RAVE DATA RELEASE 5 (ravedr5)
Data Release 5 (DR5) of the Radial Velocity Experiment (RAVE) is the fifth data release from a magnitude-limited (9 < I < 12) survey of stars randomly selected in the southern hemisphere. The RAVE medium-resolution spectra (R = 7500) covering the Ca-triplet region (8410-8795 Angström) span the complete time frame from the start of RAVE observations in 2003 to their completion in 2013. Radial velocities from 520,781 spectra of 457,588 unique stars are presented, of which 255,922 stellar observations have parallaxes and proper motions from the Tycho-Gaia astrometric solution (TGAS) in Gaia DR1.
For our main DR5 catalog, stellar parameters (effective temperature, surface gravity, and overall metallicity) are computed using the RAVE DR4 stellar pipeline, but calibrated using recent K2 Campaign 1 seismic gravities and Gaia benchmark stars, as well as results obtained from high-resolution studies. Also included are temperatures from the Infrared Flux Method, and we provide a catalogue of red giant stars in the dereddened color (J−Ks)0 interval (0.50,0.85) for which the gravities were calibrated based only on seismology. Further data products for sub-samples of the RAVE stars include individual abundances for Mg, Al, Si, Ca, Ti, Fe, and Ni, and distances found using isochrones. Each RAVE spectrum is complemented by an error spectrum, which has been used to determine uncertainties on the parameters. The data can be accessed via the RAVE Web site or the Vizier database.
Funding for Rave has been provided by: the Leibniz Institute for Astrophysics Potsdam (AIP); the Australian Astronomical Observatory; the Australian National University; the Australian Research Council; the French National Research Agency; the German Research Foundation (SPP 1177 andSFB 881); the European Research Council (ERC-StG 240271 Galactica); the Istituto Nazionale di Astrofisica at Padova; The Johns Hopkins University; the National Science Foundation of the USA (AST-0908326); the W. M. Keck foundation; the Macquarie University; the Netherlands Research School for Astronomy; the Natural Sciences and Engineering Research Council of Canada; the Slovenian Research Agency; the Swiss National Science Foundation; the Science & Technology FacilitiesCouncil of the UK; Opticon; Strasbourg Observatory; and the Universities of Basel, Groningen, Hei-delberg and Sydney. LC is the recipient of the ARC Future Fellowship FT160100402. MS thanks Research School of Astronomy & Astrophysics in Canberra for support through a Distinguished Visitor Fellowship. RFGW thanks the Kavli Institute for Theoretical Physics and the Simons Foundation for support as a Simons Distinguished Visiting Scholar. This research was supported in part by the National Science Foundation under Grant No. NSF PHY-1748958 to KITP. This work has made use of data from the European Space Agency (ESA) mission Gaia(https://www.cosmos.esa.int/gaia), processed by the GaiaData Processing and Analysis Consortium (DPAC, https://www.cosmos.esa.int/web/gaia/dpac/consortium). Funding for the DPAC has been provided by national institutions, in particular the institutions participating in the Gaia Multilateral Agreement.

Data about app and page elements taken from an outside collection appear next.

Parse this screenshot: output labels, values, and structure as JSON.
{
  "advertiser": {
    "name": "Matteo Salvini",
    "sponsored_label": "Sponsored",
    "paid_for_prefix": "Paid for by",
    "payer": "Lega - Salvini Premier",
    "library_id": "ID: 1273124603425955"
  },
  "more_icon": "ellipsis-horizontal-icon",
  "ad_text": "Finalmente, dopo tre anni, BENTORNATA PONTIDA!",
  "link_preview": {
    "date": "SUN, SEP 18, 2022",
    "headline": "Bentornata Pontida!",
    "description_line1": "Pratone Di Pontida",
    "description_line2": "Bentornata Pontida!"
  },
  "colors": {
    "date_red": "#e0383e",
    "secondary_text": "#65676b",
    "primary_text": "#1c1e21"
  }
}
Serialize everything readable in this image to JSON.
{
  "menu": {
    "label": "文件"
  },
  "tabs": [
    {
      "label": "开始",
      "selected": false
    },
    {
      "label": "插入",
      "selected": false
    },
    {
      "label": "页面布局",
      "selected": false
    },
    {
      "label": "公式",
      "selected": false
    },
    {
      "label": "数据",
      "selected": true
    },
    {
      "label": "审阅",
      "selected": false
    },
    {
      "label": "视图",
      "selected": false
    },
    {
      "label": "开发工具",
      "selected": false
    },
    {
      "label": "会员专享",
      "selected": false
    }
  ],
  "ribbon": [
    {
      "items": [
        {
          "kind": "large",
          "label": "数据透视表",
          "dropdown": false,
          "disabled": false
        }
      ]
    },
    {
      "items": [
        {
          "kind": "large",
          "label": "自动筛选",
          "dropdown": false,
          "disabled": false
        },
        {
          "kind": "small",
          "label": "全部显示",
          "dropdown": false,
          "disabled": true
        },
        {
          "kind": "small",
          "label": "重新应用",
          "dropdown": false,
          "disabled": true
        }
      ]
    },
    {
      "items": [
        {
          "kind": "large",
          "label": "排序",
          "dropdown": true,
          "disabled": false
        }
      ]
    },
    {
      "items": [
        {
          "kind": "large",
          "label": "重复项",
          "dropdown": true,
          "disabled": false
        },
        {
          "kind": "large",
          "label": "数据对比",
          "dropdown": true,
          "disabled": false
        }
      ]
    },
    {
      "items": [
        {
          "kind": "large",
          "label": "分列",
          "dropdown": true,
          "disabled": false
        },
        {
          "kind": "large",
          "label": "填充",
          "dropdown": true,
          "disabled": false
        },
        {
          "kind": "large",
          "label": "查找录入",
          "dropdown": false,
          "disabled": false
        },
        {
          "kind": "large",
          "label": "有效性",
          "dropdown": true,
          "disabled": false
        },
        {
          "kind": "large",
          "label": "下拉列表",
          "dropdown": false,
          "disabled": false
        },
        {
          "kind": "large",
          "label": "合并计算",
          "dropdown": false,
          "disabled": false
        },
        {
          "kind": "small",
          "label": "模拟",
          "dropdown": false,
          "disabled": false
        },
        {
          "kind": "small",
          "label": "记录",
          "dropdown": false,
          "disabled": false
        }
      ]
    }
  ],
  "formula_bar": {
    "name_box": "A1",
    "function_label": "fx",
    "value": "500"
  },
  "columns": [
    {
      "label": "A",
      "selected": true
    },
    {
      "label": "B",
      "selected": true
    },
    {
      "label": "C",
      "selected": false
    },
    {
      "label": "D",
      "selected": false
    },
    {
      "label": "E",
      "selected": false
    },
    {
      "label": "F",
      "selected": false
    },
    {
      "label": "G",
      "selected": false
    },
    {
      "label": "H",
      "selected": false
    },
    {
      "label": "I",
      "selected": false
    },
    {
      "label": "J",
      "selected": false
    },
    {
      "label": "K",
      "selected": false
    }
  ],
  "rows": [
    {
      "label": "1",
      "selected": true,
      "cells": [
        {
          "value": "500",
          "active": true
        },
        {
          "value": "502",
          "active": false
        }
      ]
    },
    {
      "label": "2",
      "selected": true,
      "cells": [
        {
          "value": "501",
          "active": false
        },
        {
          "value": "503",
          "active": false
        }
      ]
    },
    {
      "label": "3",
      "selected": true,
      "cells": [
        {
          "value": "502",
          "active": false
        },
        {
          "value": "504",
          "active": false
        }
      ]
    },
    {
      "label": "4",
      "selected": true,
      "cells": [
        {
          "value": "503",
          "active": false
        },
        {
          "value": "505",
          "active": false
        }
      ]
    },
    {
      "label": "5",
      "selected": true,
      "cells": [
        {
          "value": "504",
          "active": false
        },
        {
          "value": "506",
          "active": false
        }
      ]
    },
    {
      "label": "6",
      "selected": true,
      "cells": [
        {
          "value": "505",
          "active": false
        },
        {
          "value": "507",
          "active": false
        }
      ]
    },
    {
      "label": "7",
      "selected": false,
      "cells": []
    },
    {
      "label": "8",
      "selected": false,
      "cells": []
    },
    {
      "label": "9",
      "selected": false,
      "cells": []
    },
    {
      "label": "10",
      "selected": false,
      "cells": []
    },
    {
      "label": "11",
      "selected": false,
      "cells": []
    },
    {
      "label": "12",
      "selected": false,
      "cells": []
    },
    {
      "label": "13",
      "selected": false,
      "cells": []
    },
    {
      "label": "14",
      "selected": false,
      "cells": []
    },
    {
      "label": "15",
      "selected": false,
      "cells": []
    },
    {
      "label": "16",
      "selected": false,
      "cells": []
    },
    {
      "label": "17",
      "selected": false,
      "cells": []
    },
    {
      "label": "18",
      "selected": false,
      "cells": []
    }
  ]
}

Based on data products from observations made with ESO Telescopes at the La Silla ParanalObservatory under programme ID 188.B-3002. This work has also made use of observations obtained with the Apache Point Observatory 3.5-meter telescope, which is owned and operated by the Astrophysical Research Consortium.